The arrival of spring signals the release of regular decision results from colleges all round the country. Around this time, the accomplishments of high school students who achieve extraordinary success in the college admission process garner the attention of the national media. Students who have been admitted to all eight Ivy League schools, for instance, have been covered by organizations such as Fortune or CNN.
This year, a different type of story on the college admissions process has emerged. Ziad Ahmed, a senior from New Jersey, gained admission to Stanford University after writing #BlackLivesMatter 100 times as his entire response to one of Stanford’s supplemental essay prompts: “What matters to you, and why?”
From any perspective, Ahmed is already an extremely accomplished individual. He worked for Hillary Clinton’s presidential campaign, was invited to the White House by former President Obama and was featured in Business Insider’s piece on fifteen teens who are changing the world. All of this is to say that, aside from the unorthodox nature of his supplemental essay, there were myriad factors that undoubtedly contributed to Ahmed’s admission to Stanford.
In spite of all of these accomplishments, Ahmed should not have been granted admission to Stanford on account of his essay. While its content may be inspiring to some, its utter lack of critical thinking or personal exploration is egregious.
This is not to say that any essay on the topic of Black Lives Matter is bad, or means that any student who writes on this topic is not deserving of admission. To the contrary, if a student can effectively articulate his or her personal investment in a movement like Black Lives Matter, that should be viewed positively by admissions readers. Any institution of higher learning, including Stanford, certainly benefits from students who are dedicated to fighting injustice in any form.
Ahmed’s admission to Stanford raises several alarming precedents that will surely affect students applying to colleges in the future.
First, it would be unfortunate if the admissions officers at Stanford singled out this essay as a strong point of his application. At its core, the purpose of the college essay is to allow students to express themselves openly and add another dimension to their application that GPA, SAT score, and extra-curricular activities cannot provide. In crafting the essay, students are challenged to think critically and convey an aspect of themselves that may not be clear from other portions of the application, or elaborate more fully on something that does appear elsewhere. Ahmed did neither of these. Specific to this prompt, Ahmed answered, repeatedly, what matters to him, but blatantly ignored the second part of the question, which asks why that issue matters to him. While it certainly took audacity to include such an essay in one’s application, that does not mean it was a good essay that admissions officers at one of the most selective universities in the world should view favorably.

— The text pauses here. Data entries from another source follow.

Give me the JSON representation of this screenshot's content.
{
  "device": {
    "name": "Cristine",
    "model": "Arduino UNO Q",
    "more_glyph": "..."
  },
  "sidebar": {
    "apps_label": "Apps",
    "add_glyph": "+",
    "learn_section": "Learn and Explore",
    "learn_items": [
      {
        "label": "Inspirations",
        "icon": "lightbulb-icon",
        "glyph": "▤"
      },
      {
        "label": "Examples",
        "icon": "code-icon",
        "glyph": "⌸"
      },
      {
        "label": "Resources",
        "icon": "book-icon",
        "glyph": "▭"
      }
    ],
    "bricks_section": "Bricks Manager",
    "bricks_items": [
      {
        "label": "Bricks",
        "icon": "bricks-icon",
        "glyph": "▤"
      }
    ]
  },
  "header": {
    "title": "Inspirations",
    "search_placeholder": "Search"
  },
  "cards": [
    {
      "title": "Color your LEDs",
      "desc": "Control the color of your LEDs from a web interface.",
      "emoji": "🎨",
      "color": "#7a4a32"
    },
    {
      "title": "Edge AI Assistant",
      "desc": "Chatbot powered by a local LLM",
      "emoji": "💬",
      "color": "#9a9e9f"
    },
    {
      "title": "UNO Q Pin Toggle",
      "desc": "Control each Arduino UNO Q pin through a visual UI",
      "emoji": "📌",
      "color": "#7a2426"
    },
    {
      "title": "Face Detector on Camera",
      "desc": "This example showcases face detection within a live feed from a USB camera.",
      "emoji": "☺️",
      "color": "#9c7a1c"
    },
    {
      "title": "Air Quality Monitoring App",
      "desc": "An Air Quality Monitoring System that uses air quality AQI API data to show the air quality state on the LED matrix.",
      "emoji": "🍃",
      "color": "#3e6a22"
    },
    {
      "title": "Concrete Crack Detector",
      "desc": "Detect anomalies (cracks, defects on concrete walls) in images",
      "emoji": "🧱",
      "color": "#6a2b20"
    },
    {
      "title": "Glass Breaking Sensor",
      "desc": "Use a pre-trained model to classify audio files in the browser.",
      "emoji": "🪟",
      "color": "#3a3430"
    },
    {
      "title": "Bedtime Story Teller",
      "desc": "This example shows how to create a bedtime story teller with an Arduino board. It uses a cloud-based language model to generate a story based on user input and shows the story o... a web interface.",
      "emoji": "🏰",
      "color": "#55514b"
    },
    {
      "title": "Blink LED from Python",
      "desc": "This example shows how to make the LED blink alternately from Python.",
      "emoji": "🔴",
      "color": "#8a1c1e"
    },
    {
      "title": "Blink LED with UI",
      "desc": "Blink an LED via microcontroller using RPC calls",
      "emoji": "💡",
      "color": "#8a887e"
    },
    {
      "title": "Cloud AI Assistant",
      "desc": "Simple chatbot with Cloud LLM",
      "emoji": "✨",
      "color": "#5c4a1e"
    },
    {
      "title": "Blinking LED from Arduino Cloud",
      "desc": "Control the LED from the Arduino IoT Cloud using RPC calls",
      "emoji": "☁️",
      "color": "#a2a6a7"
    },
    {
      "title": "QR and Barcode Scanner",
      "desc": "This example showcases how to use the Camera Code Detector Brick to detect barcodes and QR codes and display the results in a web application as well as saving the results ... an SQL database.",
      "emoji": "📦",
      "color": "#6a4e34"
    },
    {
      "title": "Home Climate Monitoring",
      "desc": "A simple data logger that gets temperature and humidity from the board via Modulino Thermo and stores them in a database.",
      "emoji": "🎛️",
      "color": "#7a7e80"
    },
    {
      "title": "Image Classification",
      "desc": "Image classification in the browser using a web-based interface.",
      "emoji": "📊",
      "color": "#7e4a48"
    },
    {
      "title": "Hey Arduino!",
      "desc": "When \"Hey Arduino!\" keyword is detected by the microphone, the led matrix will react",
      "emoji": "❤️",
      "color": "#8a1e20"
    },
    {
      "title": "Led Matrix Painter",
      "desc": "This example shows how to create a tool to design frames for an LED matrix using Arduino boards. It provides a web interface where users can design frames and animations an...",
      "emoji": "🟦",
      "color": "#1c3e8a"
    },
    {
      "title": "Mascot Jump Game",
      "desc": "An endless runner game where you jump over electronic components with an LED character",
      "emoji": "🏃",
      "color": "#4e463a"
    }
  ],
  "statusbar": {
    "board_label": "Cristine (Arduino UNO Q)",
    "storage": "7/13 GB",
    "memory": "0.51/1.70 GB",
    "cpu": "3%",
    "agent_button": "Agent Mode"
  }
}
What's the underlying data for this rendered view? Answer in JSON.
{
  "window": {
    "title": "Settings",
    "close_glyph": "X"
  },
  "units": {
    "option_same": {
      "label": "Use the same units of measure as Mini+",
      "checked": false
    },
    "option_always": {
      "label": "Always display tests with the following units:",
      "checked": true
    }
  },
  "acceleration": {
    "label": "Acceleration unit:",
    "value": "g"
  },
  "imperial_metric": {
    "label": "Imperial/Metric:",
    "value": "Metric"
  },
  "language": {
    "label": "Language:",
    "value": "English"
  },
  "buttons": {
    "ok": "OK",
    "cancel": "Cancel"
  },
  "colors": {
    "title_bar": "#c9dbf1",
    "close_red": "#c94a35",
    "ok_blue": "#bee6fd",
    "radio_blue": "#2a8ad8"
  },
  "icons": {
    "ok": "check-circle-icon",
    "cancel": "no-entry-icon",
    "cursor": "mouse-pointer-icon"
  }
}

It is also a problem if the admissions committee was unimpressed by Ahmed’s essay, yet decided to admit him anyway due to his other accomplishments. At any college information session, admissions representatives repeatedly underscore the importance of the essay as an integral part of a student’s application, and this importance is justified. Even for a candidate as preeminently qualified as Ahmed, the essay needs to remain an important consideration in the admissions process. Ahmed’s decision to not critically engage with the question, by instead repeating the same phrase as his entire essay, indicates an apparent disregard for this necessary aspect of the admissions process.
Ahmed’s admission also sets a dangerous precedent that some future applicants may include the exact same essay as part of their college applications. Most college essays are difficult to plagiarize in totality, since each one is generally unique to the author who crafted it. Ahmed’s essay, on the other hand, requires only a simple copy and paste to be reproduced by millions of high-achieving high school students around the world. Who is to say that the passion they exhibit for Black Lives Matter, or any other social issue, is any less legitimate than Ahmed’s? Will college essays in the future be judged simply by who can cite the single word or phrase that appeals most deeply to an admissions officer’s personal proclivities?
Ahmed’s supplemental essay to Stanford, which was devoid of the creativity and personal engagement that is so critical to the exercise, should have immediately disqualified him from admission to the school. Ahmed is indeed accomplished, but so are the tens of thousands of students who apply to Stanford every year, many of whom took the time to craft essays of substance and insight. If Ahmed had submitted the same essay to Duke, I am hopeful that the school would have respectfully declined to offer him admission.
Ian Buchanan is a Trinity freshman. His column, "let freedom ring" runs on alternate Thursdays.